A while ago I wrote a note in this blog about Teaching English to Young Learners [TEYL]. In it, I referenced a study on the Greek PEAP [the Greek acronym for TEYL] project, that had been kindly brought to my attention by one of the project members, noting that the findings of that study did not align well with my own empirical data.
At the time, I noted that “the PEAP findings have yet to be published in full, so much of the discussion in this section is speculative”. I am happy to say that the findings on the PEAP project have been published in the ELT Journal Special Issue on TEYL. The full citation for the article (unfortunately behind a paywall) is:
Karavas, E. (2014). Implementing innovation in primary EFL: a case study in Greece. ELT Journal, 68(3), 243-253.
Some relevant findings, as reported by Karavas, seem to be the following:
- The teachers, whose continued employment depends on the success of the project, reportedly have very positive views about its impact (p. 248).
- Because most teachers were initially ill-prepared to deliver TEYL classes (p. 245), “an effective, cost efficient, and contextualized training [programme]” was devised (p. 250). The programme does not appear to have been formally evaluated.
- There was initially very strong resistance to the project by most stakeholders (p. 246). However, an awareness-raising intervention is claimed to have had a dramatic impact on societal attitudes towards TEYL. This claim is made on the strength of surveys among 17,000 participants (p. 249). I stand by my reservations on the methodology of these surveys, which I noted in my original blog post.
- Accommodating to the needs of teachers, and increasing their ownership of the project seems to have been a central concern of the project team. The article does not contain information on how empirical data were used to ascertain the learners’ linguistic and affective needs when the project was being planned, and whether attempts were made to accommodate to them as well.
- The creation of an online teacher support network is claimed to have been crucial in involving teachers involved in the project, but unfortunately no metrics are provided to help readers independently evaluate its actual impact. Most of the content of the website around which this online community is built appears to be password-protected. Contributions to this network are described as “personal reflective and very touching accounts”, but it is not clear whether this there was any qualitative analysis of the data or if the project team only engaged anecdotally with them (pp. 248-249).

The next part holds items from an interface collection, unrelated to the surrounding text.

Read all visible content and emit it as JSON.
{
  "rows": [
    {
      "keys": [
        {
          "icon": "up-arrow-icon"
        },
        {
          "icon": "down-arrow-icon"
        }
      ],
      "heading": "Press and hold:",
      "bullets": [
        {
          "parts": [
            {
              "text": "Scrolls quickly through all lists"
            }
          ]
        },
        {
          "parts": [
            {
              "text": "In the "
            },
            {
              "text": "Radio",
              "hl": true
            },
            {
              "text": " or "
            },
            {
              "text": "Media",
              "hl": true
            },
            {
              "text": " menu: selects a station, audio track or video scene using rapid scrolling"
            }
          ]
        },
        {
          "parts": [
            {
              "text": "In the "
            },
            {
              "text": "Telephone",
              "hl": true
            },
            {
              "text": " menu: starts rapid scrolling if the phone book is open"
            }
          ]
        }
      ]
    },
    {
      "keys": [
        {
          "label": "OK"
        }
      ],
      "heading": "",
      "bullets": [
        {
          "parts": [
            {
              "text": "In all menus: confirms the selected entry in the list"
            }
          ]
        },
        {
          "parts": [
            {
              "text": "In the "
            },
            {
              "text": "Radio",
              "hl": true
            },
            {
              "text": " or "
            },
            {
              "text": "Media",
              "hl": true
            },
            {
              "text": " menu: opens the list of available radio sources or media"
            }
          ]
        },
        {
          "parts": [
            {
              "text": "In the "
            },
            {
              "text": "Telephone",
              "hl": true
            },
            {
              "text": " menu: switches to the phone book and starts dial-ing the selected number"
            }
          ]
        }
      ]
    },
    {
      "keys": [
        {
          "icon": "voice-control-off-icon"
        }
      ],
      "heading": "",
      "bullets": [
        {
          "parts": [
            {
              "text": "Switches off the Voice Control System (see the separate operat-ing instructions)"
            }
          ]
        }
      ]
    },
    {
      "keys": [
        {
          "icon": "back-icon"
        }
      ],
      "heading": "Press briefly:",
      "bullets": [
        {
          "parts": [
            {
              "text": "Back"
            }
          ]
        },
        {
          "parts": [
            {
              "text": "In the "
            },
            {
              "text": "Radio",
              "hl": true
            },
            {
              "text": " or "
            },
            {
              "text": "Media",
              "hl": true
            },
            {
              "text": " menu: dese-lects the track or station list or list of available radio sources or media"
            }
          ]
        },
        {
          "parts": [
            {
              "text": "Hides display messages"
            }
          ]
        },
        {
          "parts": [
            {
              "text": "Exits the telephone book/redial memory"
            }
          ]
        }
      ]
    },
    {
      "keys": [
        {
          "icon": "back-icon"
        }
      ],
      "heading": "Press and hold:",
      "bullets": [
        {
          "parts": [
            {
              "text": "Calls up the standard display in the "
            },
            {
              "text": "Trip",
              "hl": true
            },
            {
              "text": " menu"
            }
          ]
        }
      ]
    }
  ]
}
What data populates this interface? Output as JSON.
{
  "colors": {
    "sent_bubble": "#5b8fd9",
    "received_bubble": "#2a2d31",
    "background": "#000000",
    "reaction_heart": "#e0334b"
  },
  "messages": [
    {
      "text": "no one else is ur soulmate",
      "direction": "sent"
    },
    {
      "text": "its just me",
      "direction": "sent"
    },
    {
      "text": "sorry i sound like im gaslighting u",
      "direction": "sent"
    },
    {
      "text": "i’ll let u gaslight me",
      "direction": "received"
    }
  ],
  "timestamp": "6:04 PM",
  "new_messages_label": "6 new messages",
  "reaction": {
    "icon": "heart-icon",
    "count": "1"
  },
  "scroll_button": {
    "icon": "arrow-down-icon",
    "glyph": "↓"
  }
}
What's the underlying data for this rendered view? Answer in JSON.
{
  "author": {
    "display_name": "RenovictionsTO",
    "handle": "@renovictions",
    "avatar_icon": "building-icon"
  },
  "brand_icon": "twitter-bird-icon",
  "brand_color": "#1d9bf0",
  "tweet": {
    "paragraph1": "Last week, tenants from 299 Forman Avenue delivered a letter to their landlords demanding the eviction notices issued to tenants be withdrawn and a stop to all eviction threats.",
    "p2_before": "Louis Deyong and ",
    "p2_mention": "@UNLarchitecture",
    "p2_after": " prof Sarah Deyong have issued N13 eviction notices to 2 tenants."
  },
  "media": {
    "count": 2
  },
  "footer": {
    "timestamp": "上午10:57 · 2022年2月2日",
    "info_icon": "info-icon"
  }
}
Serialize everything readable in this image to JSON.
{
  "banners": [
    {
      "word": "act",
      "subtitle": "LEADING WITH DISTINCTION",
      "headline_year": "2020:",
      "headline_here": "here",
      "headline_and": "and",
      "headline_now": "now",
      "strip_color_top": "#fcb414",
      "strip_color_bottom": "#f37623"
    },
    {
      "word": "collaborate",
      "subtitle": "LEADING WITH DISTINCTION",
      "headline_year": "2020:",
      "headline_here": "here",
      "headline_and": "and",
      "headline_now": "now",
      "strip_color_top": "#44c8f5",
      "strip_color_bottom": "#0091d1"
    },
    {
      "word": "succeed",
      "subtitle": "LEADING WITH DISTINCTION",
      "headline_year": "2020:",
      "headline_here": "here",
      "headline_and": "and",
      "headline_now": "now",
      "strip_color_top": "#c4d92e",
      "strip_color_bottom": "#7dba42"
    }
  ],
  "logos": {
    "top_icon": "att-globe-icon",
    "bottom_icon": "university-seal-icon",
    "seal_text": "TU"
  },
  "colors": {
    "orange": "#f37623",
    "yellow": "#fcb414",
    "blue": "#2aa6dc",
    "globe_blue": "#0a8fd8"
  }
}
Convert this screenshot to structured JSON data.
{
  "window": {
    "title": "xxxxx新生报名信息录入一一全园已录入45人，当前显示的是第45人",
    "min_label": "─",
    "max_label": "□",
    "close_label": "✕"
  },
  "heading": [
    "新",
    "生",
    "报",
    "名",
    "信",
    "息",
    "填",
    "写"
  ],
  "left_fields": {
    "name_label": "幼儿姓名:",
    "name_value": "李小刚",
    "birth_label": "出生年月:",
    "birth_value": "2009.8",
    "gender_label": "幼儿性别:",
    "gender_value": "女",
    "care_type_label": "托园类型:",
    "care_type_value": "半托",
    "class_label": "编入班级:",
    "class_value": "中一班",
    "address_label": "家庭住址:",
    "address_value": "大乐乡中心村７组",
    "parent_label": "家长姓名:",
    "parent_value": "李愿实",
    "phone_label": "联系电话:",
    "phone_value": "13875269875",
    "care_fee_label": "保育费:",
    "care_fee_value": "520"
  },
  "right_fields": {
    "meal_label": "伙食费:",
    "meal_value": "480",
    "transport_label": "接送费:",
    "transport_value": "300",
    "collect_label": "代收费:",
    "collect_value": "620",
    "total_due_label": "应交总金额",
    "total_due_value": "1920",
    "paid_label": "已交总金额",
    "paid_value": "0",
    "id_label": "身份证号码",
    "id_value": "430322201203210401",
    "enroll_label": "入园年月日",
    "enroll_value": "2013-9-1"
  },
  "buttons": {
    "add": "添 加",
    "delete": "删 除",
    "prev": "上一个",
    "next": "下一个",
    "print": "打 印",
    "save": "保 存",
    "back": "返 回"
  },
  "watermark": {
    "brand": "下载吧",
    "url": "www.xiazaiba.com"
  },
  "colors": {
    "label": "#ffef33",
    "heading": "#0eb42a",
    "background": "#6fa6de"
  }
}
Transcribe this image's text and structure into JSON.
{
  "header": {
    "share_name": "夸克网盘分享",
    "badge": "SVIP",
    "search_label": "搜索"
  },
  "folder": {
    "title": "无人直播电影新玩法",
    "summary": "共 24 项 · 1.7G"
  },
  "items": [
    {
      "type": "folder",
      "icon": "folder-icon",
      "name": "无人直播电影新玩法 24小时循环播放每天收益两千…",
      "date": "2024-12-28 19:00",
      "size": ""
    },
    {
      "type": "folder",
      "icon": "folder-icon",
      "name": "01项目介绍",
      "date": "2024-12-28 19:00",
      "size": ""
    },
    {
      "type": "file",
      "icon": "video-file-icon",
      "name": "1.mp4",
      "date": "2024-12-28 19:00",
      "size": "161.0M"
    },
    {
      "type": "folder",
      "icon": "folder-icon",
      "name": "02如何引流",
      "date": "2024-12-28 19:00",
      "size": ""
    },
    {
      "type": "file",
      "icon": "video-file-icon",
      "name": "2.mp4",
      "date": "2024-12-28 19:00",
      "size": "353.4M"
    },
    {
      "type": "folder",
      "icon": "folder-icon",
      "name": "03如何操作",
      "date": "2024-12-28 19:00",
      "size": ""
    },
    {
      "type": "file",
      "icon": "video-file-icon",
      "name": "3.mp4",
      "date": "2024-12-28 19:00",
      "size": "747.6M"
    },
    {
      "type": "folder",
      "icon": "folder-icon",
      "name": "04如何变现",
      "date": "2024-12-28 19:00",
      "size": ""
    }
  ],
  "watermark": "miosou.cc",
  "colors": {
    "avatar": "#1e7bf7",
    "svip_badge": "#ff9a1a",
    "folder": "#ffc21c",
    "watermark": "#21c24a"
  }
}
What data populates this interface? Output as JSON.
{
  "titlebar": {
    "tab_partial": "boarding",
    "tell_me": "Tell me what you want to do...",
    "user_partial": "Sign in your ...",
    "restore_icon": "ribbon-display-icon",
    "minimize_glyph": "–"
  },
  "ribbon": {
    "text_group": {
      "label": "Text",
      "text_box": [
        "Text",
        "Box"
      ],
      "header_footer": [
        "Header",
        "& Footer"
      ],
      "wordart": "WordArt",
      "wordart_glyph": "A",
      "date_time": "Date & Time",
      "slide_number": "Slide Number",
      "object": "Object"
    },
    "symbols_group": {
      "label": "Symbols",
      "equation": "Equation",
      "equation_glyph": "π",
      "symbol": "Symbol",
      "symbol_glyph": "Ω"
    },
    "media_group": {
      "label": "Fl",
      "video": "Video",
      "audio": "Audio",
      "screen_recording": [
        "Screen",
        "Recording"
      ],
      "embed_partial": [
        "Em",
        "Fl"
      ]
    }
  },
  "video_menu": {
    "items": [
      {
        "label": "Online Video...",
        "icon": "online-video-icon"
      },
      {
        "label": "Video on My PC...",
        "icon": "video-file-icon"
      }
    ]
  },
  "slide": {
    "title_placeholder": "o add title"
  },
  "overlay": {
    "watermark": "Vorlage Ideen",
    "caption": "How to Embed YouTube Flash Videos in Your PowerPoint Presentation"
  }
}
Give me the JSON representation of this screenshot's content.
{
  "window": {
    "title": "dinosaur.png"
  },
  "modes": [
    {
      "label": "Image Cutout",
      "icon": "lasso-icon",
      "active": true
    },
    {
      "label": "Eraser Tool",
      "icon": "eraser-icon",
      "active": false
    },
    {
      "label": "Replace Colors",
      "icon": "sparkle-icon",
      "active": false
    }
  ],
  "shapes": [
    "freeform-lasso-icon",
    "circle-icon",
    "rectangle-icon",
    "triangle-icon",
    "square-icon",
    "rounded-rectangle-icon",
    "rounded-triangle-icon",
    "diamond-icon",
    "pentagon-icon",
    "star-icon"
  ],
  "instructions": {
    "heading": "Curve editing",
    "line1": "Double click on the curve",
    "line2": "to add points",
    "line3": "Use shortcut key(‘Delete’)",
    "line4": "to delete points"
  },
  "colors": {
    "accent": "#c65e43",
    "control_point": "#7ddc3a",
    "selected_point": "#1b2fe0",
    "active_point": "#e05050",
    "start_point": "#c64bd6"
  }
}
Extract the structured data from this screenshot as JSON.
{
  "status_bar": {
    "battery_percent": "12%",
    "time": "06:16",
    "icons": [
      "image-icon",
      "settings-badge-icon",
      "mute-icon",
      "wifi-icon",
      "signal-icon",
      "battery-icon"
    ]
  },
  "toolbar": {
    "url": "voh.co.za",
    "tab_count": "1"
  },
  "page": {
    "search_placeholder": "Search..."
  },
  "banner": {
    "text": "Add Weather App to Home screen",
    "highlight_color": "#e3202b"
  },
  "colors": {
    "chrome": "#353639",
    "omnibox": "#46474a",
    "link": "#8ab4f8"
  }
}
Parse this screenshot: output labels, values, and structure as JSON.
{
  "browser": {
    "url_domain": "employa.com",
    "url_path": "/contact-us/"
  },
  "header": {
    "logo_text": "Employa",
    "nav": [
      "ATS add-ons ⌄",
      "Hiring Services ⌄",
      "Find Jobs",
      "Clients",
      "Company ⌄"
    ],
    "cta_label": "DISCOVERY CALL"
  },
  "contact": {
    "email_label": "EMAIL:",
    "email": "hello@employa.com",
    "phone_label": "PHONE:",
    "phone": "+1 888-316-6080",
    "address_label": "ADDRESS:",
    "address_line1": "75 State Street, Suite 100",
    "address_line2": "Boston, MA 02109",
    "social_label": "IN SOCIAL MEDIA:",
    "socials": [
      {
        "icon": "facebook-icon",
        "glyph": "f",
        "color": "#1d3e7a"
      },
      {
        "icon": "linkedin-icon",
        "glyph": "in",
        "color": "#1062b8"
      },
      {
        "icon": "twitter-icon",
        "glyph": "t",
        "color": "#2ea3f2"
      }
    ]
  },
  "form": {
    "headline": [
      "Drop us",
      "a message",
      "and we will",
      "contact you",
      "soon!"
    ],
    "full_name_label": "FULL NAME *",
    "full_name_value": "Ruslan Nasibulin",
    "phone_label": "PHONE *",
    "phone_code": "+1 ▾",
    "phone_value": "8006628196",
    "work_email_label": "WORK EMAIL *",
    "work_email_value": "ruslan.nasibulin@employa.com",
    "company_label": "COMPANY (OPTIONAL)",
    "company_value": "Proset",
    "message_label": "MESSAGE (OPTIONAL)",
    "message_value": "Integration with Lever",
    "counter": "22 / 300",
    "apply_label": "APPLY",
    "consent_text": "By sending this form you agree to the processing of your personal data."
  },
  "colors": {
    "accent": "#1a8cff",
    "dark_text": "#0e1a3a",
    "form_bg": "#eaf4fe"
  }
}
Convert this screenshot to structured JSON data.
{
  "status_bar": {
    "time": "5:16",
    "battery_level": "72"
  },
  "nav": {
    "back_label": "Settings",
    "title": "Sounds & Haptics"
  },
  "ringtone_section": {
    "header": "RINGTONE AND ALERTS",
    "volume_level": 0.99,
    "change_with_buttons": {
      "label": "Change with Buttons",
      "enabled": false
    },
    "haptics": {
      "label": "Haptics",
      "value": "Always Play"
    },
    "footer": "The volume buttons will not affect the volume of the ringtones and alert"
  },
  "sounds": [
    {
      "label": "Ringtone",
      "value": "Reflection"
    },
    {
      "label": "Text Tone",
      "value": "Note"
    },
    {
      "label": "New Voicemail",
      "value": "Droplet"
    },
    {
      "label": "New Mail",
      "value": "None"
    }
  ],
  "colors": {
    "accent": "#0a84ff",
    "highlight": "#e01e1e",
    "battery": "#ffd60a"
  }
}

Sadly, the article does not address the linguistic impact of this foreign language education project, which presents itself as an interesting opportunity for future inquiry.